Exercise data:
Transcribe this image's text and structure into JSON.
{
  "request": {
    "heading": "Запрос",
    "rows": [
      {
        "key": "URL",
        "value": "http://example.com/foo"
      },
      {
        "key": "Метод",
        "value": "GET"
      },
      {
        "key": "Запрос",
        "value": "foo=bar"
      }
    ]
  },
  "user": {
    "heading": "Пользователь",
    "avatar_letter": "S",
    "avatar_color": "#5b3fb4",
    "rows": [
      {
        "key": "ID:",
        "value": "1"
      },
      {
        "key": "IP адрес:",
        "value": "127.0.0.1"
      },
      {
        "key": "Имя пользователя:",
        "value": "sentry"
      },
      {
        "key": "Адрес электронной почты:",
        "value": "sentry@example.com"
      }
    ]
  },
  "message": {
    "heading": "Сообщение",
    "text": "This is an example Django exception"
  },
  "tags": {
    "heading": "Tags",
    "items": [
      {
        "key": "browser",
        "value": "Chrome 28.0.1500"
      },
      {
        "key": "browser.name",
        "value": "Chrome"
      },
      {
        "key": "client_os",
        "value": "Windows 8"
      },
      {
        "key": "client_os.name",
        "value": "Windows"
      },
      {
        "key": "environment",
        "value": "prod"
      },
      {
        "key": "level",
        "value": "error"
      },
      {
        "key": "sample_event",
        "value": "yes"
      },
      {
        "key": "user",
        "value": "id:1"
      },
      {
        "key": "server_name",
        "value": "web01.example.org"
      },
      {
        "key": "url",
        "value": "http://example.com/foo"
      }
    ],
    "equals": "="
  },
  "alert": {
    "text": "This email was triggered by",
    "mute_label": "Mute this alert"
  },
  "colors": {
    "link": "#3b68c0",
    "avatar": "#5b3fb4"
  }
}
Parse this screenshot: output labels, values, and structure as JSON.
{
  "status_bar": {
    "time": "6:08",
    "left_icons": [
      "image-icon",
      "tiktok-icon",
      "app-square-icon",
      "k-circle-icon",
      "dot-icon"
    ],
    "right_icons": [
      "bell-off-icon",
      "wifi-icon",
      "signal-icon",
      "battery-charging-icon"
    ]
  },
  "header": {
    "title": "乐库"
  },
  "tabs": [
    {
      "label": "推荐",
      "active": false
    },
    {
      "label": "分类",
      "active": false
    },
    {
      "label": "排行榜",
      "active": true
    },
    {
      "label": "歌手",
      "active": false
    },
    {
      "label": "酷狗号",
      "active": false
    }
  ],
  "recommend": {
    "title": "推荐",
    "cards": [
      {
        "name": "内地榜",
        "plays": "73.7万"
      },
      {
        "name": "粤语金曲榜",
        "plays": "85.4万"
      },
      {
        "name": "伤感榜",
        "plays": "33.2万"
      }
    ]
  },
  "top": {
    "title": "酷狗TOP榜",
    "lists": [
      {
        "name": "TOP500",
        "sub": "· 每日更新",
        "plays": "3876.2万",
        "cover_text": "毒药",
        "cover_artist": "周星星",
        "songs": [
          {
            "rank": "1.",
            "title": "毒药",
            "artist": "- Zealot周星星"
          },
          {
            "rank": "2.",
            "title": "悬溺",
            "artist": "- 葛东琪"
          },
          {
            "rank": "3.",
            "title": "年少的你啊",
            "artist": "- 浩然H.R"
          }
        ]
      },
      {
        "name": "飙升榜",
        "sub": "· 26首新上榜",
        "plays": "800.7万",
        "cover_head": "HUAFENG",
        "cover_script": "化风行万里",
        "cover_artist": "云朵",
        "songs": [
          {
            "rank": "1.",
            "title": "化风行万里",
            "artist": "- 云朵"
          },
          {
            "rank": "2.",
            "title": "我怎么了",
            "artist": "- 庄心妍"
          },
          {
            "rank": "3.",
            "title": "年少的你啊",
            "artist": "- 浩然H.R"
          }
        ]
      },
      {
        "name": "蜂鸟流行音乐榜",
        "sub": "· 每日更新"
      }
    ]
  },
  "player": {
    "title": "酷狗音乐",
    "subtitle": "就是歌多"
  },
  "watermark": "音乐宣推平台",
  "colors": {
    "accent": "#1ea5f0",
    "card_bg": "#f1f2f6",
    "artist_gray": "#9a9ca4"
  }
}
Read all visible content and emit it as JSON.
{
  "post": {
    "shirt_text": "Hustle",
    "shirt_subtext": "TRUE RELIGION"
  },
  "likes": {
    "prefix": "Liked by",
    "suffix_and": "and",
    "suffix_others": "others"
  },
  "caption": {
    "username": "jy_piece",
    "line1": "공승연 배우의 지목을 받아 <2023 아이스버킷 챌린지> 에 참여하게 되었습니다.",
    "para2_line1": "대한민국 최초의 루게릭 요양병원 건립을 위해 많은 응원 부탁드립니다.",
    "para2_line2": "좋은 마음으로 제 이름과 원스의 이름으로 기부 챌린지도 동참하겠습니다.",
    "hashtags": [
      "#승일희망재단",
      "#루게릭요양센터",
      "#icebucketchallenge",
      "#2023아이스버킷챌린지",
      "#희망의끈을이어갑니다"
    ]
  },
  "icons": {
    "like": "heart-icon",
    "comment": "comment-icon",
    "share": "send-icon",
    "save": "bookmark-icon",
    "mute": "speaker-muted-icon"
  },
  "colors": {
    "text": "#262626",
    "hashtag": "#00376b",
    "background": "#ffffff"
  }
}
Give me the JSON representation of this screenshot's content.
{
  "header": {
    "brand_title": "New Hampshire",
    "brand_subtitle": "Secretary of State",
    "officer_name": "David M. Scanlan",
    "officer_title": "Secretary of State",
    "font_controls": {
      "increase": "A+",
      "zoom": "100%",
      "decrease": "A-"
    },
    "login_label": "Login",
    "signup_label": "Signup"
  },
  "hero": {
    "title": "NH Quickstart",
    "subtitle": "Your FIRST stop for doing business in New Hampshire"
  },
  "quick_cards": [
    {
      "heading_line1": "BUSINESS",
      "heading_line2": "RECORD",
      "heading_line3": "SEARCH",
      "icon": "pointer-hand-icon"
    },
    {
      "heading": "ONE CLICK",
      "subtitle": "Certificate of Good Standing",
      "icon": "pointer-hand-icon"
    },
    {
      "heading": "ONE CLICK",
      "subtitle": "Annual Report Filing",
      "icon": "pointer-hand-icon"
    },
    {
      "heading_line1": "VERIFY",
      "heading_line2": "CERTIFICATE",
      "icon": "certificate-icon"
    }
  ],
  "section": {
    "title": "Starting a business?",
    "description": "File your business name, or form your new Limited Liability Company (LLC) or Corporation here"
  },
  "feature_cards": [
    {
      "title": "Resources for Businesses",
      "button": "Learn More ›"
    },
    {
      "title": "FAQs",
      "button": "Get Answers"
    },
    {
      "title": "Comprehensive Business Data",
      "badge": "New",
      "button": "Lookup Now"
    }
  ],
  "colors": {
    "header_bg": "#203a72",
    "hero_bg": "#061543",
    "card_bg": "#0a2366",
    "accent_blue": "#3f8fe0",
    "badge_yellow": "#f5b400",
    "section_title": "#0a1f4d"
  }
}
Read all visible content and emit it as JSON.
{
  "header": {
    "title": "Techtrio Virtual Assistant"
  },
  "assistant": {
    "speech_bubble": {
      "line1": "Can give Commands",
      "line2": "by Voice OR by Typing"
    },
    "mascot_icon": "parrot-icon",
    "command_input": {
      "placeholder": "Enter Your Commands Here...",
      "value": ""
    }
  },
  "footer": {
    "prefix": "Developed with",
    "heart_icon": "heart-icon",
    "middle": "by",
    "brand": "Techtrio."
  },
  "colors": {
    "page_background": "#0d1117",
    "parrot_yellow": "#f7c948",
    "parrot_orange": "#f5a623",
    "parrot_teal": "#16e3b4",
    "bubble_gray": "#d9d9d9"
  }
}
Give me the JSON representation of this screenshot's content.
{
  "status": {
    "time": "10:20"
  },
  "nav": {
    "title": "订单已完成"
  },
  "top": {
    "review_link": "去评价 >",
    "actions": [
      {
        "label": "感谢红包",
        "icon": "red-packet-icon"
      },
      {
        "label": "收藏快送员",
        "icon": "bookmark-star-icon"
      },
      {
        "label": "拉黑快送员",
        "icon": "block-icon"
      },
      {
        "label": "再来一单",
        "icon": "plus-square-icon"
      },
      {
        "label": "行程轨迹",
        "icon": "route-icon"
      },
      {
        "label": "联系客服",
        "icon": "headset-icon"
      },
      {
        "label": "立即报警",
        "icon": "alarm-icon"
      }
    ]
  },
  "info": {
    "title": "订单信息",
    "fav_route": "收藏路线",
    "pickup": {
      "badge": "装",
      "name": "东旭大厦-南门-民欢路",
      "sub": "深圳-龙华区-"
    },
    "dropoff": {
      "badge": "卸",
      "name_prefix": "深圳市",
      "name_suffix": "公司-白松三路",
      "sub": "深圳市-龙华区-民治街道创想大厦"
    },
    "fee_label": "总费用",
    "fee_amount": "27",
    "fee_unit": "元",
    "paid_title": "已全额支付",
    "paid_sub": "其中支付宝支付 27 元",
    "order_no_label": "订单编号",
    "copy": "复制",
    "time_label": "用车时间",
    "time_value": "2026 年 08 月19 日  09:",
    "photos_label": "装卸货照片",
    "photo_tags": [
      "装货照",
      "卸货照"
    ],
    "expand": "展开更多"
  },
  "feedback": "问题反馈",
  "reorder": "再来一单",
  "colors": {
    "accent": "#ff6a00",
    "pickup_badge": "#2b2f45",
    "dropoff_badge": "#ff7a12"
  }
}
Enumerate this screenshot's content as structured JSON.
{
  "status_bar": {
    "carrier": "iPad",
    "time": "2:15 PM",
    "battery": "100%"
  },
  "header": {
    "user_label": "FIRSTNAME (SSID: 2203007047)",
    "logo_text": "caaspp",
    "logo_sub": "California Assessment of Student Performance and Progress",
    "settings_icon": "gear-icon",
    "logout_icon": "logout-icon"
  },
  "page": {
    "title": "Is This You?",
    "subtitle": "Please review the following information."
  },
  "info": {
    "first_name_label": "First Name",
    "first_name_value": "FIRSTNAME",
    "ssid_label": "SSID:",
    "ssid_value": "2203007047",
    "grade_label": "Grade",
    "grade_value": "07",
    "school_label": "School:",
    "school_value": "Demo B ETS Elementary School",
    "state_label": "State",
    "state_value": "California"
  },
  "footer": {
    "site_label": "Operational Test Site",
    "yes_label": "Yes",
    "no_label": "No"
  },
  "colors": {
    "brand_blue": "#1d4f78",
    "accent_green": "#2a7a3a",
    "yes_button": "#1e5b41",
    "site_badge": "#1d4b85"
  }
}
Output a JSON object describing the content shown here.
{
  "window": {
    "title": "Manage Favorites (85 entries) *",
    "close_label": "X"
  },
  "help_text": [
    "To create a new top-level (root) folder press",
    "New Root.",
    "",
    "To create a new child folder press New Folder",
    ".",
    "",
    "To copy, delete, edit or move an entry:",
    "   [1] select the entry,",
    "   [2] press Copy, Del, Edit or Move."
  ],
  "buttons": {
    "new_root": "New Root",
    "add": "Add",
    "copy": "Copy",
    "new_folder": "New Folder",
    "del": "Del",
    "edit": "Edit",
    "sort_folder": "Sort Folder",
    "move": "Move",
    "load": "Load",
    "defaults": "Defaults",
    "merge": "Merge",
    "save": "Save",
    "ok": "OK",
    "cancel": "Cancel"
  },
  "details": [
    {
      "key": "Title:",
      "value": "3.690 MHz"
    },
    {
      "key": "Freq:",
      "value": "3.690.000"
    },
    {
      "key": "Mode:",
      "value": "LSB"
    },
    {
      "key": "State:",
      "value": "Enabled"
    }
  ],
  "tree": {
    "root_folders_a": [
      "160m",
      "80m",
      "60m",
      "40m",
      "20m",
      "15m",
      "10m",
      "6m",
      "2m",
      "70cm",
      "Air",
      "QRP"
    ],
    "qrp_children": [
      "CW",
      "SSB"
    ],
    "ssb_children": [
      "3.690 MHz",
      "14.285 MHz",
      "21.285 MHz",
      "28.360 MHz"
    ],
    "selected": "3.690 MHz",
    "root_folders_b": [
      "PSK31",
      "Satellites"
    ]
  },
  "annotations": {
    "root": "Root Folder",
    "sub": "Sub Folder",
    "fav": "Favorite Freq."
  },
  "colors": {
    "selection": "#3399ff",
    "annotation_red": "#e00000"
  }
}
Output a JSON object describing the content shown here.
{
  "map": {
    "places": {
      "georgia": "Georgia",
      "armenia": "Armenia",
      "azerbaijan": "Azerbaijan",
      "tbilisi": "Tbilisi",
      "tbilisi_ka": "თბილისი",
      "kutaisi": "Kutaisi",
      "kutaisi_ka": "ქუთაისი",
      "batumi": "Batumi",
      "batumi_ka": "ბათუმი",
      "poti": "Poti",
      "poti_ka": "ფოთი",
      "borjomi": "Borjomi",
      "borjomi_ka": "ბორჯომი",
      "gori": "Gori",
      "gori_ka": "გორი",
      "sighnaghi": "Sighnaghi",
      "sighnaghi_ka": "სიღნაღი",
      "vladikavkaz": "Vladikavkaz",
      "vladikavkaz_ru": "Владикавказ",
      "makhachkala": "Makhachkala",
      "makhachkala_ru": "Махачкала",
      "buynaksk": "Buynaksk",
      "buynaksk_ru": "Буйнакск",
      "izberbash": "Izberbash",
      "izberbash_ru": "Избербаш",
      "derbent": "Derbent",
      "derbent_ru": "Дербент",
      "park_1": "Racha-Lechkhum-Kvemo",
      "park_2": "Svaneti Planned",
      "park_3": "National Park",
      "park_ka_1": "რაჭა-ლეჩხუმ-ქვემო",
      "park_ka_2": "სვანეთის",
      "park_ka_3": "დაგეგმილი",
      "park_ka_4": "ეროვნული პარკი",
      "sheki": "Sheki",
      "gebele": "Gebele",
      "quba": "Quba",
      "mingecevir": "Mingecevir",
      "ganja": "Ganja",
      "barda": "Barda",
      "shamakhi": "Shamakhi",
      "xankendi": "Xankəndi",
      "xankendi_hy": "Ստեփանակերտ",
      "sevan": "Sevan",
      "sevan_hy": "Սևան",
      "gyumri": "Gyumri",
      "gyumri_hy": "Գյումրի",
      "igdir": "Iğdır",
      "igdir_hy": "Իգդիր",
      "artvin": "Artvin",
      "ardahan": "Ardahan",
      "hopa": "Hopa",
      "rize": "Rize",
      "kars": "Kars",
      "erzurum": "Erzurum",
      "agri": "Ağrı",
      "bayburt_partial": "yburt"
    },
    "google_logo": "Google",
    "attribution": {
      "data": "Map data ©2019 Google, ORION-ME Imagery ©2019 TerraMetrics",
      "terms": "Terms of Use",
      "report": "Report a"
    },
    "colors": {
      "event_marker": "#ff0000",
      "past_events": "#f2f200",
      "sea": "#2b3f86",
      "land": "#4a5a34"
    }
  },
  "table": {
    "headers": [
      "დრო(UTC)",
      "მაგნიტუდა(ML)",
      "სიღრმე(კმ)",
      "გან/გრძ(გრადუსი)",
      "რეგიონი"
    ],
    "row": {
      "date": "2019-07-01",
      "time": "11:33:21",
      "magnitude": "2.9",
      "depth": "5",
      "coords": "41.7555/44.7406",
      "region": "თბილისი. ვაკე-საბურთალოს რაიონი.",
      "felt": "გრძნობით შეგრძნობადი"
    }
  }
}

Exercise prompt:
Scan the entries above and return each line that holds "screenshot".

Response:
Parse this screenshot: output labels, values, and structure as JSON.
Give me the JSON representation of this screenshot's content.
Give me the JSON representation of this screenshot's content.
Enumerate this screenshot's content as structured JSON.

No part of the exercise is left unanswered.